First up was the dCS Debussy. In his review (January 2011), Michael Fremer commented on the Debussy's lean sound, startling transients, and deep yet taut bass. That's what I heard, too. The Debussy has an uncanny ability to pick apart recordings with surgical precision. For the first few weeks, I was entranced by the dCS's sheer resolution, and the solidity and immediacy of every sound it played. However, after a few weeksand after comparing it with some of the other DACs I had on handI grew slightly weary of the sound's ultra-honest but slightly threadbare quality. It's no surprise that less-than-stellar recordings were not treated kindly by the Debussy, which picked out their flaws instead of accentuating their merits. But even with great-sounding recordings, I missed some fullness in the midbass and sweetness in the treble. I also felt as if the Debussy were downplaying the ambience and reverberation around each instrument, in favor of a solid yet dry picture of each sound. Though I certainly respected the Debussy, ultimately it was not the best match for me.

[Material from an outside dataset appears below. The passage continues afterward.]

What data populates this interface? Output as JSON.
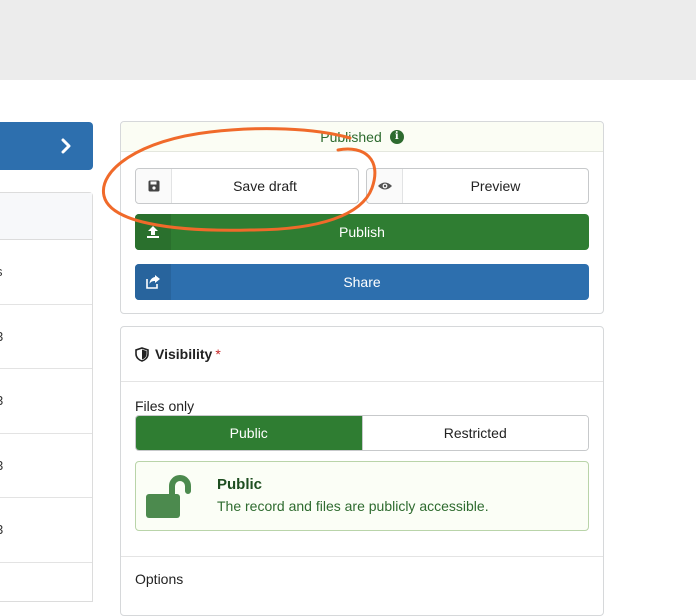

I then listened again to the Weiss DAC202, which sounded as different as could be. The Weiss's sonic signature was full, round, supple, and sweet. All of the organic qualities I found lacking in the Debussy's sound were there in spades in the DAC202's. But again, this ease and grace of musicmaking came at the cost of transient snap, low-bass weight and speed, and the separation of instruments in the mix, both laterally and from front to back.
The Goldilocks DAC in this shoot-out was Bel Canto's e.One DAC3.5VB. It combined the honesty and resolution of the dCS Debussy with the soul of the Weiss DAC202. In terms of dynamics, the Bel Canto was as gripping as the dCS, though it lacked the Debussy's crazy-great bass. The Bel Canto, in my opinion, bested the dCS in terms of my involvement in the stereo image: through the DAC3.5VB, backgrounds were blacker, and instruments hung in greater 3D relief in the soundstage. I found the Bel Canto's tonal balance and slightly warmer sound to be a tad more musically rewarding than the Debussy's. And while the Weiss's tonal balance was sweeter still, the Bel Canto made up for it with grain-free clarity and impeccable delineation in the treble. I was shocked and happy that, of these three DACs, I liked the cheapest best. Though the Debussy and Weiss have received many accolades in the audio press, the Bel Canto e.One DAC3.5VB remains a relatively unsung hero.
I truly enjoyed my time with Weiss Engineering's DAC202. Its ease of use for both disc-based and computer audio makes it easy to recommend for those who want a digital system that doesn't sound "digital." The Weiss also offers a sound that will be very pleasing to many audiophiles tired of fatiguing hi-fi sound. And I found its headphone performance absolutely superlative. I think the Weiss DAC202 can easily offer Class A performance, especially for the audiophile who prizes its graceful, organic musicmaking.